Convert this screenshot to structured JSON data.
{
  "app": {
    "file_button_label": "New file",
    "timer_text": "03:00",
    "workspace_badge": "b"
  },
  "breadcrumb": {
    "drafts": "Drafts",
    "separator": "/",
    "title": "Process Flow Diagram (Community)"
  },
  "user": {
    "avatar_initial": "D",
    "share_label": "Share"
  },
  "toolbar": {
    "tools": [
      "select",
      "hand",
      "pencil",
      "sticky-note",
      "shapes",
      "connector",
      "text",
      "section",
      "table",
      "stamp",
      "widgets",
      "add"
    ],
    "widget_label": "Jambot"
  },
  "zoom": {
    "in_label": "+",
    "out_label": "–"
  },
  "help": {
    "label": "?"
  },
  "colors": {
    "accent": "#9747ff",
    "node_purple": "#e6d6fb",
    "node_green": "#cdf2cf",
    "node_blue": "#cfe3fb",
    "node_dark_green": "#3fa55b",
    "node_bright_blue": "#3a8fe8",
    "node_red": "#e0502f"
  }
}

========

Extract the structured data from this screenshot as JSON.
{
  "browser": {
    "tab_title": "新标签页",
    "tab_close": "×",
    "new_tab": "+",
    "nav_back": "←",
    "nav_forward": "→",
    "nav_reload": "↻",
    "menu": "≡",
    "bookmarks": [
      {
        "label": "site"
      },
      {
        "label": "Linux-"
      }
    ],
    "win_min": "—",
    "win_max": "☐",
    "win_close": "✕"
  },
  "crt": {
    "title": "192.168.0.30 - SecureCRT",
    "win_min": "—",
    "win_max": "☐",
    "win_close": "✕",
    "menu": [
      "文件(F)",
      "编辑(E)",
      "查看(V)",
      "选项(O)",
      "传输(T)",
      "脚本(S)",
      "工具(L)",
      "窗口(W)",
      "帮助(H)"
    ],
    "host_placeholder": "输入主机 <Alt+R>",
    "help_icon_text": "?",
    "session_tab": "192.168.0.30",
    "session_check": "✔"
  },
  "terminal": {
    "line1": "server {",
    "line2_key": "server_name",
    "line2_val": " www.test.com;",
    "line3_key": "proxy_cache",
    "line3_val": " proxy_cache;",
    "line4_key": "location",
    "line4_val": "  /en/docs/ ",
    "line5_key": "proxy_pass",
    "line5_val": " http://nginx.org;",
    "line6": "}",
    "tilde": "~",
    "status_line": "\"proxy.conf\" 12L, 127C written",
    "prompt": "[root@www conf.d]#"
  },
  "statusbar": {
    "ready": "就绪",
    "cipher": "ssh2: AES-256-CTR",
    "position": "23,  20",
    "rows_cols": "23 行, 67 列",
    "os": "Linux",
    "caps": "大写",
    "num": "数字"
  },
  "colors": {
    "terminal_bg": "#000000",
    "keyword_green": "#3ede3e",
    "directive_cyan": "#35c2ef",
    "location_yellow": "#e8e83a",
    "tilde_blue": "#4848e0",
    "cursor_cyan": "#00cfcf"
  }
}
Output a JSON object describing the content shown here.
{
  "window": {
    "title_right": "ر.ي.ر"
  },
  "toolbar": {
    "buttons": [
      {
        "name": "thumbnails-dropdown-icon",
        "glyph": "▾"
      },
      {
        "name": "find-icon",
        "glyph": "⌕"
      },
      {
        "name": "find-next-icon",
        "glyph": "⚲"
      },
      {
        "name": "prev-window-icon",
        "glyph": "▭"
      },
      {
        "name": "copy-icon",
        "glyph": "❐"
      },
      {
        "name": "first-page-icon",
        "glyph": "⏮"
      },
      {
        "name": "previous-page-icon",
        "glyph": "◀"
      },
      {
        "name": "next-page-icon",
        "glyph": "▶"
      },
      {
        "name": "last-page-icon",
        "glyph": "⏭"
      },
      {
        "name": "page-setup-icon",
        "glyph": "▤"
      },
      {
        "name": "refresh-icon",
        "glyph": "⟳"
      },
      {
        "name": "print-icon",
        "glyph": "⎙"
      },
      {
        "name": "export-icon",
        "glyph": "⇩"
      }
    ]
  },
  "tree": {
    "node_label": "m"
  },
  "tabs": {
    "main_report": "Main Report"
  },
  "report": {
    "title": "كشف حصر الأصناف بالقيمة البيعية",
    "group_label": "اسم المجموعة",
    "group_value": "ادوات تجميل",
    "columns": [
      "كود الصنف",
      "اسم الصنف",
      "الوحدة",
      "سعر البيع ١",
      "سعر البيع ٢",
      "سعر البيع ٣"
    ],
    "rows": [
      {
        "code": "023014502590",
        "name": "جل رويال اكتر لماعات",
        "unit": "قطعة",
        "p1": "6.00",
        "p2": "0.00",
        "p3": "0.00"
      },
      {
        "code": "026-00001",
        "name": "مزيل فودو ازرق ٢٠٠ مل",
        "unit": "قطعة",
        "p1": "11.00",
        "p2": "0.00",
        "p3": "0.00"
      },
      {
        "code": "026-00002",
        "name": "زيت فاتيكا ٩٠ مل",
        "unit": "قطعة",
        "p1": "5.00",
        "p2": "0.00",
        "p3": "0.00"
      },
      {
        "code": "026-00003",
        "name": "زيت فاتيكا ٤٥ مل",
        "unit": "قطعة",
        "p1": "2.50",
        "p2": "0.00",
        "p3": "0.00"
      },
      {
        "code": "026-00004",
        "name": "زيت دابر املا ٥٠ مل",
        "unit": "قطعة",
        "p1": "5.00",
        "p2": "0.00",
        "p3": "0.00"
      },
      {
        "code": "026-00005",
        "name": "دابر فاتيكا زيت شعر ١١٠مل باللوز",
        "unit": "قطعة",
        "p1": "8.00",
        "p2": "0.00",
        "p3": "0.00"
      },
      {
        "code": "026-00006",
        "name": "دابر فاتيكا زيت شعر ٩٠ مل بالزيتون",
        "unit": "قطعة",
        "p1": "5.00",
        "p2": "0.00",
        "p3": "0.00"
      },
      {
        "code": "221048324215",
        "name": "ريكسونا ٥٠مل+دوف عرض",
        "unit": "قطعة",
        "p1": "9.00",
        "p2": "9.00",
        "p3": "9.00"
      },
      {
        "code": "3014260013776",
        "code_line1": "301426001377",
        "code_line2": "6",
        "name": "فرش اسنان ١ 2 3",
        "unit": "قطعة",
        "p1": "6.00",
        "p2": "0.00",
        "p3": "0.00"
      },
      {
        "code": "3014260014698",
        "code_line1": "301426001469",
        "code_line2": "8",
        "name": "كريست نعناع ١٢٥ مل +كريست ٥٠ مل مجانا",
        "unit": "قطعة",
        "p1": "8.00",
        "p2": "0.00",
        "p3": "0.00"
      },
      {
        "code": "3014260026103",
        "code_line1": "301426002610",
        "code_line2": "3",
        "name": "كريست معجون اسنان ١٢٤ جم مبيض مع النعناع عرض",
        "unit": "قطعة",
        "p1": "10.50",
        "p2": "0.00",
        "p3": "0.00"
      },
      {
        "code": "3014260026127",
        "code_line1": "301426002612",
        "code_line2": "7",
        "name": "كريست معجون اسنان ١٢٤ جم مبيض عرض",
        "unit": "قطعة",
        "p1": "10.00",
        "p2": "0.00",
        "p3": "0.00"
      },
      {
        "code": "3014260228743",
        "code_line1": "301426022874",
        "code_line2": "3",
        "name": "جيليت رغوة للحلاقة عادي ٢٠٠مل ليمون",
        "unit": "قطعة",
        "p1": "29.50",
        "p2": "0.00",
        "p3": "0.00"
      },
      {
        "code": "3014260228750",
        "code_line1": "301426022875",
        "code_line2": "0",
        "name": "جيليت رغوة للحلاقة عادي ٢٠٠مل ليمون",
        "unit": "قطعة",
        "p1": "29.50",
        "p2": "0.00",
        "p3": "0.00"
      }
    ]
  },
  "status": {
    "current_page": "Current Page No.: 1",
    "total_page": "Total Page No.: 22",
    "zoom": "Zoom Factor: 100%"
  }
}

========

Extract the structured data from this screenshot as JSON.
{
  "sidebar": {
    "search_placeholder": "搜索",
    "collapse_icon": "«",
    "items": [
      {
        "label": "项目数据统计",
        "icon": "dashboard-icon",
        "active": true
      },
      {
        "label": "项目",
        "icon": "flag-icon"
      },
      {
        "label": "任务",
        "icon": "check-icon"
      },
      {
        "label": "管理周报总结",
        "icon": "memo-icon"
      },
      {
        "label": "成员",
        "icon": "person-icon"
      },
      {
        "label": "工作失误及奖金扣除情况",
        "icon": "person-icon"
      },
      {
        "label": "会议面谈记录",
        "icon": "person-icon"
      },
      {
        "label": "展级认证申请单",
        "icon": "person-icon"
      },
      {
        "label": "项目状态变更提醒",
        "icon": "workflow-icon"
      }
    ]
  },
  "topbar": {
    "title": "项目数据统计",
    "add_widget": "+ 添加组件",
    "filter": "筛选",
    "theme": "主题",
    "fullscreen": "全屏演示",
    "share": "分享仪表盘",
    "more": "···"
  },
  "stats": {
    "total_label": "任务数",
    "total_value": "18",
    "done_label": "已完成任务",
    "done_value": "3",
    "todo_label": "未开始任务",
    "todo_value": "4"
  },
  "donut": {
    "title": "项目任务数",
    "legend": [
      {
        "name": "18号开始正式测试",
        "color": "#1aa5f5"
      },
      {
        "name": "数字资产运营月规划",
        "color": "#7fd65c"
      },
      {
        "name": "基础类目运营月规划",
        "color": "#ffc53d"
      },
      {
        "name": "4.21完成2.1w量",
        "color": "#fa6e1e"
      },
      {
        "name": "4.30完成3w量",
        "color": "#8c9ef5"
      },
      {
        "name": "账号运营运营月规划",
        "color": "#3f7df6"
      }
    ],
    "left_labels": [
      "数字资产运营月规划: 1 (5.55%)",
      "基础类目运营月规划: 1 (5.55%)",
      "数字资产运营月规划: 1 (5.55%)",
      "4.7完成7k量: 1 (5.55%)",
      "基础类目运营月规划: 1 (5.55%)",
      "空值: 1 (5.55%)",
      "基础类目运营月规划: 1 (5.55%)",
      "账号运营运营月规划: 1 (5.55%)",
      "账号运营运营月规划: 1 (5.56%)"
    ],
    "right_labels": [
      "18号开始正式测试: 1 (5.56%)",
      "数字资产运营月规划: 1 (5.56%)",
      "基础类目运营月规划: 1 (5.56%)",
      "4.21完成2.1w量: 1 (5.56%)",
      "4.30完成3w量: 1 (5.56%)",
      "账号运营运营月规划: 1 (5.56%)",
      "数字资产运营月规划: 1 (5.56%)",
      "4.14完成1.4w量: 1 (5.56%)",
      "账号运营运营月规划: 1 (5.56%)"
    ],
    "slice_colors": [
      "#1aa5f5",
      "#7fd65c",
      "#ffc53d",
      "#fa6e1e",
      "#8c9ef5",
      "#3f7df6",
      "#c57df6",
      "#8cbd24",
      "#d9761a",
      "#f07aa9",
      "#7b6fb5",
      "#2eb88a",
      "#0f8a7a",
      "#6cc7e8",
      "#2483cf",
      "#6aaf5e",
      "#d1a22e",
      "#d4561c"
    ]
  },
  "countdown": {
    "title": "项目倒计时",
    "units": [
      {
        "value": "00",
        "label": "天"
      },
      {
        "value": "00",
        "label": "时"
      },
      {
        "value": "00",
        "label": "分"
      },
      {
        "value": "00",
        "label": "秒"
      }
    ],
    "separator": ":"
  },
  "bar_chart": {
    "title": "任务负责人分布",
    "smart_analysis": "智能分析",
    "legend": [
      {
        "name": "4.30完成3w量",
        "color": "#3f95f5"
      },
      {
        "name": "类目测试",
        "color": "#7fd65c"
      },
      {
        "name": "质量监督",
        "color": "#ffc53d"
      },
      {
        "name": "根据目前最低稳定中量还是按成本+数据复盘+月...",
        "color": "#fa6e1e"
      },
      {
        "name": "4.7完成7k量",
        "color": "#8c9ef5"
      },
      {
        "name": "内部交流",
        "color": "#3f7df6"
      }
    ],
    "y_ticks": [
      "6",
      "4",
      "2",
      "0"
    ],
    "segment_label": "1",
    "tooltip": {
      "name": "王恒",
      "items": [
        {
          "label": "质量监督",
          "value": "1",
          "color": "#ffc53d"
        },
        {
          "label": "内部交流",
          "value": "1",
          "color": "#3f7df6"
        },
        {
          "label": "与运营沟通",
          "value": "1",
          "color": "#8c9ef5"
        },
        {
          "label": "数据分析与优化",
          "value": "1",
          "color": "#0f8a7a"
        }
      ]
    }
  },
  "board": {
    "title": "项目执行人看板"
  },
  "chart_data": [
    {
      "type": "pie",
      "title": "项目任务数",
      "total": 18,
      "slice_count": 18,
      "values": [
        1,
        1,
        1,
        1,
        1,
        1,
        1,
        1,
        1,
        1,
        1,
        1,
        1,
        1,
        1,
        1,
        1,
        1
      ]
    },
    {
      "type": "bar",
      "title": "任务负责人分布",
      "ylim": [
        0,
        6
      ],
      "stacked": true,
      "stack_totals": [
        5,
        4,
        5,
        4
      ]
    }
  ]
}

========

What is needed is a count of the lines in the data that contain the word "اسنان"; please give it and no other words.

3